• [EXERCISE DIRECTIONS] Give every entry again, exactly as it stands.

(Stored data)
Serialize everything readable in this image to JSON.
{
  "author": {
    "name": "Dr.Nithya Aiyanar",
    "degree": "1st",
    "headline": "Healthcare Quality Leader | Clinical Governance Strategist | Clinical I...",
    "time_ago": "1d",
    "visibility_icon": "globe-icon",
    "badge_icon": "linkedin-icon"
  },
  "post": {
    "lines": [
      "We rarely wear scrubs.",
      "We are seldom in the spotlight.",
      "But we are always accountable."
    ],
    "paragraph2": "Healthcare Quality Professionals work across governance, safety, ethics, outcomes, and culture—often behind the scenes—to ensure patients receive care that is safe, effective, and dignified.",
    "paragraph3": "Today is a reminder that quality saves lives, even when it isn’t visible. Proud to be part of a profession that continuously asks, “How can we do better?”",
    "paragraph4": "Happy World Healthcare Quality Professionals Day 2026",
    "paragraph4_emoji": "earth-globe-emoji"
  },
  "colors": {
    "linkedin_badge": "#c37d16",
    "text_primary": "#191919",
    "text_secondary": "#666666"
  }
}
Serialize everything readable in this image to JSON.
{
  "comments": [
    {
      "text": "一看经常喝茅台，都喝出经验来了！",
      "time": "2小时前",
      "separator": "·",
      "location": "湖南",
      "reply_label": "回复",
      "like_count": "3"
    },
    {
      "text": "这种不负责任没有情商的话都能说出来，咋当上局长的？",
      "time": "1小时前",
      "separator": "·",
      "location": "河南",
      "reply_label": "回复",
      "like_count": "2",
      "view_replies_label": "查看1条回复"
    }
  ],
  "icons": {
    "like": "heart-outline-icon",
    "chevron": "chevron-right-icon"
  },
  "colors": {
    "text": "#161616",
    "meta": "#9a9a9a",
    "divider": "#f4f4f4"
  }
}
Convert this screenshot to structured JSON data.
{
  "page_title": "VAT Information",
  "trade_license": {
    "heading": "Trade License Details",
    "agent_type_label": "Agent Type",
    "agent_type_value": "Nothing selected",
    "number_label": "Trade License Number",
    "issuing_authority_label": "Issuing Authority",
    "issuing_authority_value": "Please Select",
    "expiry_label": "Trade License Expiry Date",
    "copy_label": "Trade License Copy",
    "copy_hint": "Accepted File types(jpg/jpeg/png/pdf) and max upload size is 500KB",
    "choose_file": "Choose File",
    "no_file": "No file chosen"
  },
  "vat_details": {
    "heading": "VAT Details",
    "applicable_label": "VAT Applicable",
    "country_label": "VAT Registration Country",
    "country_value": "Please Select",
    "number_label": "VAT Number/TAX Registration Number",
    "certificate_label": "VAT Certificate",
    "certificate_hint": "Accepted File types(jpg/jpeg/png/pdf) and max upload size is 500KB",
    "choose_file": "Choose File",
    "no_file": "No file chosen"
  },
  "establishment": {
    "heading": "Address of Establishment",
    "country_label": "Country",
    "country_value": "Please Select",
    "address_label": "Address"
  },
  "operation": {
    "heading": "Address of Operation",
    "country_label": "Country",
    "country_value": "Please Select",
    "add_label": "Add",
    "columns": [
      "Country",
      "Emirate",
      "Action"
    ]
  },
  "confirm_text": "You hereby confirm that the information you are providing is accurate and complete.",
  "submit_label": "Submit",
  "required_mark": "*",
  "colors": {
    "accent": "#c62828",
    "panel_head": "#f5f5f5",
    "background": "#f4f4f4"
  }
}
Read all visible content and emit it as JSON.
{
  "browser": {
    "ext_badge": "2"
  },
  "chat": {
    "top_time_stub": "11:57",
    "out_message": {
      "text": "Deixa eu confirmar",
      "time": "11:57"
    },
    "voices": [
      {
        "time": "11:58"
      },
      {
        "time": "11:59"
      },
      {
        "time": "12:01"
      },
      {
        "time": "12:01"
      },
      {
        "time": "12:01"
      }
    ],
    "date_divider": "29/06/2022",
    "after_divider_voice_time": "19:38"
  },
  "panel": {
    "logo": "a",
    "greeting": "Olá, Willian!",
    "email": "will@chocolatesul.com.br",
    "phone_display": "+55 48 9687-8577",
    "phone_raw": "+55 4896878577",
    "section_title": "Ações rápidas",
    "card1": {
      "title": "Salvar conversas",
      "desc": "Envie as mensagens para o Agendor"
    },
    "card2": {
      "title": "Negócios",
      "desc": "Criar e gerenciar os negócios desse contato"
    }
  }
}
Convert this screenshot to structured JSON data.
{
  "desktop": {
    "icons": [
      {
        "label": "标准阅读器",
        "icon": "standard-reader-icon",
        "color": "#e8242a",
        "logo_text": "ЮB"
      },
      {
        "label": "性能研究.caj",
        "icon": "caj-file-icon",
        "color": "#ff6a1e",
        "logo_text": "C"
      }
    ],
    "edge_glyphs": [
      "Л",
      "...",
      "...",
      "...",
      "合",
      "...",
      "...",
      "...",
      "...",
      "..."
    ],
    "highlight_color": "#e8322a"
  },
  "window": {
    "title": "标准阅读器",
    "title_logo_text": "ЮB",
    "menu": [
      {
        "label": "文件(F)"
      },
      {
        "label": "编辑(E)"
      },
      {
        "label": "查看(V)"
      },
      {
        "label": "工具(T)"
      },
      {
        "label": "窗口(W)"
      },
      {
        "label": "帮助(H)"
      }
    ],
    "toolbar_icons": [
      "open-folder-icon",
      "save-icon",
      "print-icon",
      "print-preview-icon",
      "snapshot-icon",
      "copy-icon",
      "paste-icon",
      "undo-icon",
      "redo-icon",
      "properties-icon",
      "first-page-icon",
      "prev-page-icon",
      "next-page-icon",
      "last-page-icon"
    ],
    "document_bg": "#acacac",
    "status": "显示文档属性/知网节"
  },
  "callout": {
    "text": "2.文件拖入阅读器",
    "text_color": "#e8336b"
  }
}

• [ANSWER]
Serialize everything readable in this image to JSON.
{
  "author": {
    "name": "Dr.Nithya Aiyanar",
    "degree": "1st",
    "headline": "Healthcare Quality Leader | Clinical Governance Strategist | Clinical I...",
    "time_ago": "1d",
    "visibility_icon": "globe-icon",
    "badge_icon": "linkedin-icon"
  },
  "post": {
    "lines": [
      "We rarely wear scrubs.",
      "We are seldom in the spotlight.",
      "But we are always accountable."
    ],
    "paragraph2": "Healthcare Quality Professionals work across governance, safety, ethics, outcomes, and culture—often behind the scenes—to ensure patients receive care that is safe, effective, and dignified.",
    "paragraph3": "Today is a reminder that quality saves lives, even when it isn’t visible. Proud to be part of a profession that continuously asks, “How can we do better?”",
    "paragraph4": "Happy World Healthcare Quality Professionals Day 2026",
    "paragraph4_emoji": "earth-globe-emoji"
  },
  "colors": {
    "linkedin_badge": "#c37d16",
    "text_primary": "#191919",
    "text_secondary": "#666666"
  }
}
Serialize everything readable in this image to JSON.
{
  "comments": [
    {
      "text": "一看经常喝茅台，都喝出经验来了！",
      "time": "2小时前",
      "separator": "·",
      "location": "湖南",
      "reply_label": "回复",
      "like_count": "3"
    },
    {
      "text": "这种不负责任没有情商的话都能说出来，咋当上局长的？",
      "time": "1小时前",
      "separator": "·",
      "location": "河南",
      "reply_label": "回复",
      "like_count": "2",
      "view_replies_label": "查看1条回复"
    }
  ],
  "icons": {
    "like": "heart-outline-icon",
    "chevron": "chevron-right-icon"
  },
  "colors": {
    "text": "#161616",
    "meta": "#9a9a9a",
    "divider": "#f4f4f4"
  }
}
Convert this screenshot to structured JSON data.
{
  "page_title": "VAT Information",
  "trade_license": {
    "heading": "Trade License Details",
    "agent_type_label": "Agent Type",
    "agent_type_value": "Nothing selected",
    "number_label": "Trade License Number",
    "issuing_authority_label": "Issuing Authority",
    "issuing_authority_value": "Please Select",
    "expiry_label": "Trade License Expiry Date",
    "copy_label": "Trade License Copy",
    "copy_hint": "Accepted File types(jpg/jpeg/png/pdf) and max upload size is 500KB",
    "choose_file": "Choose File",
    "no_file": "No file chosen"
  },
  "vat_details": {
    "heading": "VAT Details",
    "applicable_label": "VAT Applicable",
    "country_label": "VAT Registration Country",
    "country_value": "Please Select",
    "number_label": "VAT Number/TAX Registration Number",
    "certificate_label": "VAT Certificate",
    "certificate_hint": "Accepted File types(jpg/jpeg/png/pdf) and max upload size is 500KB",
    "choose_file": "Choose File",
    "no_file": "No file chosen"
  },
  "establishment": {
    "heading": "Address of Establishment",
    "country_label": "Country",
    "country_value": "Please Select",
    "address_label": "Address"
  },
  "operation": {
    "heading": "Address of Operation",
    "country_label": "Country",
    "country_value": "Please Select",
    "add_label": "Add",
    "columns": [
      "Country",
      "Emirate",
      "Action"
    ]
  },
  "confirm_text": "You hereby confirm that the information you are providing is accurate and complete.",
  "submit_label": "Submit",
  "required_mark": "*",
  "colors": {
    "accent": "#c62828",
    "panel_head": "#f5f5f5",
    "background": "#f4f4f4"
  }
}
Read all visible content and emit it as JSON.
{
  "browser": {
    "ext_badge": "2"
  },
  "chat": {
    "top_time_stub": "11:57",
    "out_message": {
      "text": "Deixa eu confirmar",
      "time": "11:57"
    },
    "voices": [
      {
        "time": "11:58"
      },
      {
        "time": "11:59"
      },
      {
        "time": "12:01"
      },
      {
        "time": "12:01"
      },
      {
        "time": "12:01"
      }
    ],
    "date_divider": "29/06/2022",
    "after_divider_voice_time": "19:38"
  },
  "panel": {
    "logo": "a",
    "greeting": "Olá, Willian!",
    "email": "will@chocolatesul.com.br",
    "phone_display": "+55 48 9687-8577",
    "phone_raw": "+55 4896878577",
    "section_title": "Ações rápidas",
    "card1": {
      "title": "Salvar conversas",
      "desc": "Envie as mensagens para o Agendor"
    },
    "card2": {
      "title": "Negócios",
      "desc": "Criar e gerenciar os negócios desse contato"
    }
  }
}
Convert this screenshot to structured JSON data.
{
  "desktop": {
    "icons": [
      {
        "label": "标准阅读器",
        "icon": "standard-reader-icon",
        "color": "#e8242a",
        "logo_text": "ЮB"
      },
      {
        "label": "性能研究.caj",
        "icon": "caj-file-icon",
        "color": "#ff6a1e",
        "logo_text": "C"
      }
    ],
    "edge_glyphs": [
      "Л",
      "...",
      "...",
      "...",
      "合",
      "...",
      "...",
      "...",
      "...",
      "..."
    ],
    "highlight_color": "#e8322a"
  },
  "window": {
    "title": "标准阅读器",
    "title_logo_text": "ЮB",
    "menu": [
      {
        "label": "文件(F)"
      },
      {
        "label": "编辑(E)"
      },
      {
        "label": "查看(V)"
      },
      {
        "label": "工具(T)"
      },
      {
        "label": "窗口(W)"
      },
      {
        "label": "帮助(H)"
      }
    ],
    "toolbar_icons": [
      "open-folder-icon",
      "save-icon",
      "print-icon",
      "print-preview-icon",
      "snapshot-icon",
      "copy-icon",
      "paste-icon",
      "undo-icon",
      "redo-icon",
      "properties-icon",
      "first-page-icon",
      "prev-page-icon",
      "next-page-icon",
      "last-page-icon"
    ],
    "document_bg": "#acacac",
    "status": "显示文档属性/知网节"
  },
  "callout": {
    "text": "2.文件拖入阅读器",
    "text_color": "#e8336b"
  }
}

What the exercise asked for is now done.